ASSIGNMENT:
Copy out the records again. Change nothing.
<<<<
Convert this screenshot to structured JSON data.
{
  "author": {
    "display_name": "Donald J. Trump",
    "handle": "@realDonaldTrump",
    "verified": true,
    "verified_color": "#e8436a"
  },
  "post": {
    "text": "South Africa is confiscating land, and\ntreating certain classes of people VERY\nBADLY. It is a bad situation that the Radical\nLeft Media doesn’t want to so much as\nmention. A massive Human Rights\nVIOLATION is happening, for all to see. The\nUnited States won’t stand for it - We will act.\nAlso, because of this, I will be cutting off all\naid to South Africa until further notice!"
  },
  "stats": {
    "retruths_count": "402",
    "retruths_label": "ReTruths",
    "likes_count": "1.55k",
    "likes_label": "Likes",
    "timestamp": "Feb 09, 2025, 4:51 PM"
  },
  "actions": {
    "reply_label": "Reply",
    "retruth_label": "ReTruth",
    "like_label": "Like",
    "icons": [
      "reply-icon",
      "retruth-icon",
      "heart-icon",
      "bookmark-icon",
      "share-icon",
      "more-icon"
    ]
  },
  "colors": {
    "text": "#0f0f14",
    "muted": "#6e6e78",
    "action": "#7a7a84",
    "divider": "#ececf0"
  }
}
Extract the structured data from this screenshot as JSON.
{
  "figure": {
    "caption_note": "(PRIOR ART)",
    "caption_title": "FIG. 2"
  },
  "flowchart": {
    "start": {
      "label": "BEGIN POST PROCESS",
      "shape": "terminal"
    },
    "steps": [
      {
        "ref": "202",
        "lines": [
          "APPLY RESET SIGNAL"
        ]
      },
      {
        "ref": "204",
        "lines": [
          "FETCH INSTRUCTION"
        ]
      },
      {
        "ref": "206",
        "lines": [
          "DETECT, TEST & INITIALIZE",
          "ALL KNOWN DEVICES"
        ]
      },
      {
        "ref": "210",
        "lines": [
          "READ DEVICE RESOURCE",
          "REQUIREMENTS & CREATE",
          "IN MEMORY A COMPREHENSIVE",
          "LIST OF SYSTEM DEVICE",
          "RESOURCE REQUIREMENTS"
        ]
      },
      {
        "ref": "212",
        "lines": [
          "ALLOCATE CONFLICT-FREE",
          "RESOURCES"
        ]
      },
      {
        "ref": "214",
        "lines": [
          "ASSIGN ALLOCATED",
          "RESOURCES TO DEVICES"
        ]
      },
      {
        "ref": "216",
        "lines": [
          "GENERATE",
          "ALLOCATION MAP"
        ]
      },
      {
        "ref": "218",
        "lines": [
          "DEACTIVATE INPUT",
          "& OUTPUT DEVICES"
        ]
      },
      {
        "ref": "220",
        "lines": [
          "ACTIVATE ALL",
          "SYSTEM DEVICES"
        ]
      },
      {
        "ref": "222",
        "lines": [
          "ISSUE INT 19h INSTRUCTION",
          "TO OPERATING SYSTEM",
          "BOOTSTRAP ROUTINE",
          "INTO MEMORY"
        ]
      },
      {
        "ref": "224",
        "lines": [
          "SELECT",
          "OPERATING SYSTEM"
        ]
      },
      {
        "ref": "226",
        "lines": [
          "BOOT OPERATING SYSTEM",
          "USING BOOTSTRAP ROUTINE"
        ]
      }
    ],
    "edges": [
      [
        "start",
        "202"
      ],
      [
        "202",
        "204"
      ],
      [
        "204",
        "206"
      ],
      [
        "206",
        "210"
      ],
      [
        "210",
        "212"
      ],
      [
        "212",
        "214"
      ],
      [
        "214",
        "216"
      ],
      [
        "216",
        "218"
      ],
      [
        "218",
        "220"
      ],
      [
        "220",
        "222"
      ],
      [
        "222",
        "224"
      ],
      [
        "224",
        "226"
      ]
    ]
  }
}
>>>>
EXERCISE OUTPUT:
Convert this screenshot to structured JSON data.
{
  "author": {
    "display_name": "Donald J. Trump",
    "handle": "@realDonaldTrump",
    "verified": true,
    "verified_color": "#e8436a"
  },
  "post": {
    "text": "South Africa is confiscating land, and\ntreating certain classes of people VERY\nBADLY. It is a bad situation that the Radical\nLeft Media doesn’t want to so much as\nmention. A massive Human Rights\nVIOLATION is happening, for all to see. The\nUnited States won’t stand for it - We will act.\nAlso, because of this, I will be cutting off all\naid to South Africa until further notice!"
  },
  "stats": {
    "retruths_count": "402",
    "retruths_label": "ReTruths",
    "likes_count": "1.55k",
    "likes_label": "Likes",
    "timestamp": "Feb 09, 2025, 4:51 PM"
  },
  "actions": {
    "reply_label": "Reply",
    "retruth_label": "ReTruth",
    "like_label": "Like",
    "icons": [
      "reply-icon",
      "retruth-icon",
      "heart-icon",
      "bookmark-icon",
      "share-icon",
      "more-icon"
    ]
  },
  "colors": {
    "text": "#0f0f14",
    "muted": "#6e6e78",
    "action": "#7a7a84",
    "divider": "#ececf0"
  }
}
Extract the structured data from this screenshot as JSON.
{
  "figure": {
    "caption_note": "(PRIOR ART)",
    "caption_title": "FIG. 2"
  },
  "flowchart": {
    "start": {
      "label": "BEGIN POST PROCESS",
      "shape": "terminal"
    },
    "steps": [
      {
        "ref": "202",
        "lines": [
          "APPLY RESET SIGNAL"
        ]
      },
      {
        "ref": "204",
        "lines": [
          "FETCH INSTRUCTION"
        ]
      },
      {
        "ref": "206",
        "lines": [
          "DETECT, TEST & INITIALIZE",
          "ALL KNOWN DEVICES"
        ]
      },
      {
        "ref": "210",
        "lines": [
          "READ DEVICE RESOURCE",
          "REQUIREMENTS & CREATE",
          "IN MEMORY A COMPREHENSIVE",
          "LIST OF SYSTEM DEVICE",
          "RESOURCE REQUIREMENTS"
        ]
      },
      {
        "ref": "212",
        "lines": [
          "ALLOCATE CONFLICT-FREE",
          "RESOURCES"
        ]
      },
      {
        "ref": "214",
        "lines": [
          "ASSIGN ALLOCATED",
          "RESOURCES TO DEVICES"
        ]
      },
      {
        "ref": "216",
        "lines": [
          "GENERATE",
          "ALLOCATION MAP"
        ]
      },
      {
        "ref": "218",
        "lines": [
          "DEACTIVATE INPUT",
          "& OUTPUT DEVICES"
        ]
      },
      {
        "ref": "220",
        "lines": [
          "ACTIVATE ALL",
          "SYSTEM DEVICES"
        ]
      },
      {
        "ref": "222",
        "lines": [
          "ISSUE INT 19h INSTRUCTION",
          "TO OPERATING SYSTEM",
          "BOOTSTRAP ROUTINE",
          "INTO MEMORY"
        ]
      },
      {
        "ref": "224",
        "lines": [
          "SELECT",
          "OPERATING SYSTEM"
        ]
      },
      {
        "ref": "226",
        "lines": [
          "BOOT OPERATING SYSTEM",
          "USING BOOTSTRAP ROUTINE"
        ]
      }
    ],
    "edges": [
      [
        "start",
        "202"
      ],
      [
        "202",
        "204"
      ],
      [
        "204",
        "206"
      ],
      [
        "206",
        "210"
      ],
      [
        "210",
        "212"
      ],
      [
        "212",
        "214"
      ],
      [
        "214",
        "216"
      ],
      [
        "216",
        "218"
      ],
      [
        "218",
        "220"
      ],
      [
        "220",
        "222"
      ],
      [
        "222",
        "224"
      ],
      [
        "224",
        "226"
      ]
    ]
  }
}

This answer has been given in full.